The Cromford Daily Observation finds sales are down 5.9 percent on homes priced under $200,000. However, the average price per SqFt is up 8.4 percent to just over $100. The report shows there’s not enough supply in this price range.
Homes that are a little more expensive, in the price range of $200,000-$500,000, The Cromford Daily Observation shows sales are up 18.2 percent. The price per SqFt is up, as well, at 2.5 percent at almost $137. Demand and supply are both booming in this price range.
Homes in the price range of $500,000-$1 million, sales are also up 18.2 percent but the average price per SqFt is down 0.3 percent to almost $200, according to The Cromford Daily Observation. Demand is up but there’s an abundance of supply.
In the price range between $1 million-$2 million, sales are flat. The average price per SqFt is also flat at just over $298. No surprise, demand, and supply are both flat with excessive supply.
The Cromford Daily Observation also finds with homes over $2 million, sales are down 8.1 percent but the average price per SqFt is up 3.1 percent to over $460. In this price range, there’s a huge supply but weaker demand.
Homes over $3 million are holding their own with a price increase 0.6%. Sales, though, are down over 12%. The price trends in the new home sector look better in all price ranges except for home prices under $200,000.

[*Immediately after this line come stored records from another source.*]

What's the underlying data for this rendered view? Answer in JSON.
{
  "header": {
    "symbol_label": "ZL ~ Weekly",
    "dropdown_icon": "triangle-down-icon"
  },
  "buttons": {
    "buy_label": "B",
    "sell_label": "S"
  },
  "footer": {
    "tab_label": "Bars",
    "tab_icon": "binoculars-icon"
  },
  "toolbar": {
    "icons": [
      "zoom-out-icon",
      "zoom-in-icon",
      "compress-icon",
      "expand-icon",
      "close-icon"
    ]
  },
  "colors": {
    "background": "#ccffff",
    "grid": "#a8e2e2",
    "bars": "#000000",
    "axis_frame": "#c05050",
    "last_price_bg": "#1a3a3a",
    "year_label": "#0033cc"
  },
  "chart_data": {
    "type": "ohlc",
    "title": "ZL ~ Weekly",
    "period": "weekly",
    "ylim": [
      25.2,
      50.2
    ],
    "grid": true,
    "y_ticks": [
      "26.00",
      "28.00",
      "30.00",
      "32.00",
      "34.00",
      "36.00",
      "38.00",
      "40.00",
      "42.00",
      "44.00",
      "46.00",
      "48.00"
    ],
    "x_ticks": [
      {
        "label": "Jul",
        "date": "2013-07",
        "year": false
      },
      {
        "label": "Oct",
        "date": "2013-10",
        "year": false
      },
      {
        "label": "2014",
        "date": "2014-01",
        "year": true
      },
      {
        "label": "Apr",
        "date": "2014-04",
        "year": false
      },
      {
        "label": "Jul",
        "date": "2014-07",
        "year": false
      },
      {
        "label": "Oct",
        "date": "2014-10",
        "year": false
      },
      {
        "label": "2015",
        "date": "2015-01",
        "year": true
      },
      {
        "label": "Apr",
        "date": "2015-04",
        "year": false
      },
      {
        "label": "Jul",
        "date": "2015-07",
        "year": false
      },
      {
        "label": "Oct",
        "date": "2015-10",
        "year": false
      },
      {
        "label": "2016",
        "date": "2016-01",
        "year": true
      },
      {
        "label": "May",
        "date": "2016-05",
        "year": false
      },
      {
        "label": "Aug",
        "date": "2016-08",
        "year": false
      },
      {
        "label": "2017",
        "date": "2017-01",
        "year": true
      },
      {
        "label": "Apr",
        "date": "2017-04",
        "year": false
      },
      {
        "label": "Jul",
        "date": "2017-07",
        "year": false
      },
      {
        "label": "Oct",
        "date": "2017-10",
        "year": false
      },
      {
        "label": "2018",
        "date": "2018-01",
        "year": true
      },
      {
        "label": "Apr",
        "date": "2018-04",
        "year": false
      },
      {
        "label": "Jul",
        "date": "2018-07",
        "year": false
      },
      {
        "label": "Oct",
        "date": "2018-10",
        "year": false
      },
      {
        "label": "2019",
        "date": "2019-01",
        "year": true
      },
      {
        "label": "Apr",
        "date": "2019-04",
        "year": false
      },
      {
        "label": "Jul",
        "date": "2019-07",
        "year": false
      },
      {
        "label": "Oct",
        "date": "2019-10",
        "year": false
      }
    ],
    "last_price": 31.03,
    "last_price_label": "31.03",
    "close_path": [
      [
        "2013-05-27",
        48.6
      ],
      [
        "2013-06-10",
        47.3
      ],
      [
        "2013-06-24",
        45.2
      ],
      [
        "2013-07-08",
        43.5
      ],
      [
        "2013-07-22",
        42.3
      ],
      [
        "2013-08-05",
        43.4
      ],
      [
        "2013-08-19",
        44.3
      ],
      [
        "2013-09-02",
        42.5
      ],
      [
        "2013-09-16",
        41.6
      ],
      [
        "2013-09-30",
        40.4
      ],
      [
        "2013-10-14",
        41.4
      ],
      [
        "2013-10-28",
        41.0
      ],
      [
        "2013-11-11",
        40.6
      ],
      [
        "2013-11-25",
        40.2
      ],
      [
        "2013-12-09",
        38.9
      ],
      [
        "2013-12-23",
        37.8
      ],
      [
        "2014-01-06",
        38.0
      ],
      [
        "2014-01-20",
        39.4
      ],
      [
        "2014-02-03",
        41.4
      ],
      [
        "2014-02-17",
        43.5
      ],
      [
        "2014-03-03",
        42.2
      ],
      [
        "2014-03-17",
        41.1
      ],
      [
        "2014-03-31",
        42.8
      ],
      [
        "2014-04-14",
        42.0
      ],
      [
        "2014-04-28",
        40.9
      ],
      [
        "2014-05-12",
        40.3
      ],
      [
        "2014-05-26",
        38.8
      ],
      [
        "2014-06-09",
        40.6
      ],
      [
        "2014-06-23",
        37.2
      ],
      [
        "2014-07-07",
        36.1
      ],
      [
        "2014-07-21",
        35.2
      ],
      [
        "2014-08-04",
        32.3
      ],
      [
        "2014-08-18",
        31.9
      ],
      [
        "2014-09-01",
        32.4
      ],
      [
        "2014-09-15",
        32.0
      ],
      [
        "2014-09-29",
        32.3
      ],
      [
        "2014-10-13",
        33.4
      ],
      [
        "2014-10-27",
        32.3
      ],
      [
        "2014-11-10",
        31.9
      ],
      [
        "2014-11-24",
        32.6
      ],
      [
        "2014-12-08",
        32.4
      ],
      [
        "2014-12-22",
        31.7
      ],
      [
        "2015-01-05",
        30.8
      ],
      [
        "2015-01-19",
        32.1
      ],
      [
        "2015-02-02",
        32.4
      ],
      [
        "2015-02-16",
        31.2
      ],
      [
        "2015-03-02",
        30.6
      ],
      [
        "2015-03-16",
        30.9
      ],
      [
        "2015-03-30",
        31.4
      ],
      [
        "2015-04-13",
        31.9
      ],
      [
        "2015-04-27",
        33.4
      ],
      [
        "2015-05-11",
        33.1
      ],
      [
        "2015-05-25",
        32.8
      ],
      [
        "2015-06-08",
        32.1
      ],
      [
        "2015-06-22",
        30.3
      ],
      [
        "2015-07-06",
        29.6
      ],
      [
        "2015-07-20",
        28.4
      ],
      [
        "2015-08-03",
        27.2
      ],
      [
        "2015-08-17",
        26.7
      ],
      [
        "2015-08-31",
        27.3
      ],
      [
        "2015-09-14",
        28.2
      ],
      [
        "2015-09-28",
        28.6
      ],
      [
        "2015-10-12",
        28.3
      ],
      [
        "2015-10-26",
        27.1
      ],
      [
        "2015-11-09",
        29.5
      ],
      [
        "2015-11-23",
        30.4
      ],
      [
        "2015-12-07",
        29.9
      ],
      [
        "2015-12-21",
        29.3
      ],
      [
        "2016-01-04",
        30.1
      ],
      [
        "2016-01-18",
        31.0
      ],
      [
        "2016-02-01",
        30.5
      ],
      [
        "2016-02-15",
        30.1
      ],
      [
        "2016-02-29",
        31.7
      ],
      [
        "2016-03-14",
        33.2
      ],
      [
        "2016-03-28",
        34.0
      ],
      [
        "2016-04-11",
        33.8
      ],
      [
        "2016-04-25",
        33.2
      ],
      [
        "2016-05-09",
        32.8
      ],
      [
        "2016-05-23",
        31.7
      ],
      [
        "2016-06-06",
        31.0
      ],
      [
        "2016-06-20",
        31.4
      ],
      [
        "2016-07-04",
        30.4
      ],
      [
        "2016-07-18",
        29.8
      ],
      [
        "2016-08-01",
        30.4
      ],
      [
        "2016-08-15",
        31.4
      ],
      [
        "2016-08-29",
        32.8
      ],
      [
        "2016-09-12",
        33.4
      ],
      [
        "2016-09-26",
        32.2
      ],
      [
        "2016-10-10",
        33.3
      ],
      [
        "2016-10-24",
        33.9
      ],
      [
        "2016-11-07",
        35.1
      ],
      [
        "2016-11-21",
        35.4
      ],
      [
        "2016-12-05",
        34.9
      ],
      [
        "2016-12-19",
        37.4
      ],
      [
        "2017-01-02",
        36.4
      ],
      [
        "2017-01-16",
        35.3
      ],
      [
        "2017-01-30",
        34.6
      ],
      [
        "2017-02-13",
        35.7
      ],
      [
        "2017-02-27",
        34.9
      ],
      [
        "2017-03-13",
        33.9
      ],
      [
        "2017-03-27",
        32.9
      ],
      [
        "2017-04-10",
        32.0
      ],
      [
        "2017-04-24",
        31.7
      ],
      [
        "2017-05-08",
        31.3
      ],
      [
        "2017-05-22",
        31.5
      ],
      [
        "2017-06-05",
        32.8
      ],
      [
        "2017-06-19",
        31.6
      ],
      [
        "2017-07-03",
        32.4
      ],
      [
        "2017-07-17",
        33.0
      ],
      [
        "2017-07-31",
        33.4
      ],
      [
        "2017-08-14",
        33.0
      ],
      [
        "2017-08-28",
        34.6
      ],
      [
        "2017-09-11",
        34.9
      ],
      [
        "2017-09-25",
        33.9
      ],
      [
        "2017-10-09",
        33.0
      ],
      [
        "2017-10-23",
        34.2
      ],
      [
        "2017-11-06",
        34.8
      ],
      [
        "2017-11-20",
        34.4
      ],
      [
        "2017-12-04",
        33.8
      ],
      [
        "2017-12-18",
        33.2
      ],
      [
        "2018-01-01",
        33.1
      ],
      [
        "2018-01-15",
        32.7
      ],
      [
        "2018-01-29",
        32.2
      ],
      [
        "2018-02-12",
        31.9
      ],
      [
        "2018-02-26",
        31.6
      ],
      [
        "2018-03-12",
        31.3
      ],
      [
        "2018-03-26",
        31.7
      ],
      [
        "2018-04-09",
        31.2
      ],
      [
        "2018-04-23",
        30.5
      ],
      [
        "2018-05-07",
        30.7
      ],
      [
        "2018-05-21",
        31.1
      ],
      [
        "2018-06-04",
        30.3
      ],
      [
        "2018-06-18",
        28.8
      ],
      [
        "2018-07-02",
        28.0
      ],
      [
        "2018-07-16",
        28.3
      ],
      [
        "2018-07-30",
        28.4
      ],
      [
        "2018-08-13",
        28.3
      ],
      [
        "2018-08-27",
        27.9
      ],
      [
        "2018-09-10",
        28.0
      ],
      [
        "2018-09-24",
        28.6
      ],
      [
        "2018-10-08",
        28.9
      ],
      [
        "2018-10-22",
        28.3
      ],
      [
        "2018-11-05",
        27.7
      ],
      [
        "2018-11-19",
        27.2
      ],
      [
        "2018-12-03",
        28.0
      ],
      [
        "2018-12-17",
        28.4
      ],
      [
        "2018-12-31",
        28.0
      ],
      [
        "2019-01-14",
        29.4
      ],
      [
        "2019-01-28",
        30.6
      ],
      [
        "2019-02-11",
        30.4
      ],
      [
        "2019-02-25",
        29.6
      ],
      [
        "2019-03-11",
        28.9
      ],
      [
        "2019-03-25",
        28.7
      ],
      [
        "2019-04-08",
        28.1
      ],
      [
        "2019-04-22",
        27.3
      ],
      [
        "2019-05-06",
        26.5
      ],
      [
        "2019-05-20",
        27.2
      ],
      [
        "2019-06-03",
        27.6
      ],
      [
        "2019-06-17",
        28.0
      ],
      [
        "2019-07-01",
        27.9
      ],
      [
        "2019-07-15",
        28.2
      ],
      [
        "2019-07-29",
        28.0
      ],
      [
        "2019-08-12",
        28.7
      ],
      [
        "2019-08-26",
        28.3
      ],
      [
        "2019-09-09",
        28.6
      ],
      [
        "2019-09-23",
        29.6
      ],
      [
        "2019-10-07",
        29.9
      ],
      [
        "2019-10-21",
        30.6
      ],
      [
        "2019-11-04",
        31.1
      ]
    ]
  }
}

The Cromford Daily Observation also notices that people assume new homes are more expensive than re-sales. This may be true for homes under $200,000 and over $1 million. But for homes between $200,000 and $1 million, the average price per SqFt for new homes was lower for the first half of 2016 than the average price for re-sales. Why? Speculation is that new homes in these price ranges are located in areas with more affordable land such as in Mesa, Gilbert, and Peoria. It’s a difference story where land is more expensive such as Scottsdale, Phoenix, and Tempe.